As I wrote on September 28, according to Dr. P. Yutsis, more than 150,000 Americans died last year from taking the wrong prescription drugs or from the serious side effects of drugs. A month later, every major newspaper is flashing warning signals about the dangers of medicine containing PPA--which Americans use on a consistent basis! The nightmare behind this American drug dream is that a huge number of children’s cold and decongestant medicines contain PPAs. Not only will PPAs affect the long term health of children, but may be the link in the rise of childhood asthma and circulatory problems.

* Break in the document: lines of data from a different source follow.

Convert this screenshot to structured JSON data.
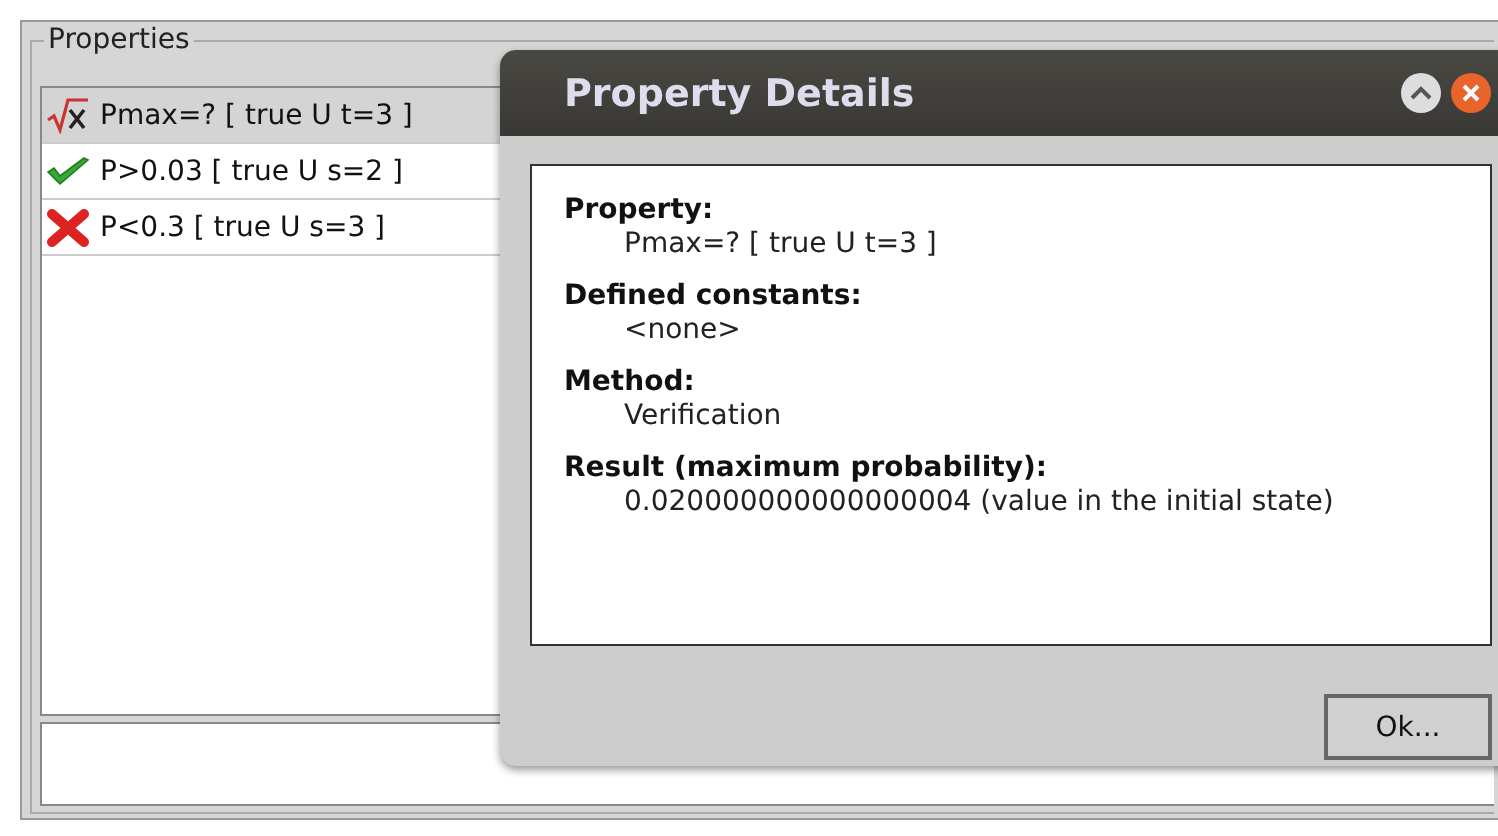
{
  "panel": {
    "title": "Properties",
    "properties": [
      {
        "label": "Pmax=? [ true U t=3 ]",
        "kind": "unknown",
        "selected": true
      },
      {
        "label": "P>0.03 [ true U s=2 ]",
        "kind": "satisfied",
        "selected": false
      },
      {
        "label": "P<0.3 [ true U s=3 ]",
        "kind": "failed",
        "selected": false
      }
    ]
  },
  "dialog": {
    "title": "Property Details",
    "sections": [
      {
        "heading": "Property:",
        "value": "Pmax=? [ true U t=3 ]"
      },
      {
        "heading": "Defined constants:",
        "value": "<none>"
      },
      {
        "heading": "Method:",
        "value": "Verification"
      },
      {
        "heading": "Result (maximum probability):",
        "value": "0.020000000000000004 (value in the initial state)"
      }
    ],
    "ok_button": "Ok..."
  }
}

Especially for children, alternatives such as herbal and homeopathic remedies for colds, coughs and congestion work so well that the use of these drugs is quite unnecessary. Unfortunately, it is easier to pop just one spoonful of PPAs into a child that will give eight hours of relief than to give 10 drops of homeopathics three to five times daily. What problems have we created for our children by taking the easy way out?

I was mad and sad reading the Times report “Stroke Risk Seen in Ingredient Used For

Cold Remedies.” There has never been more need for consumers to take back their healthcare than now. Conscious connections to holistic and preventative healthcare is a must. Learning to use non-invasive therapies and taking time to let them process will be movement in the right direction. Consumers need to become health detectives and handle their healthcare choices very suspiciously--meaning, question all involved and leave no stone unturned, Sherlock!

Health isn’t just being free of sickness. Quality health care is a process. To take that first step in this process, go to your medicine cabinet and ditch every single medicine that contains phenylpropanolamine--now!

May the long time sun shine upon you.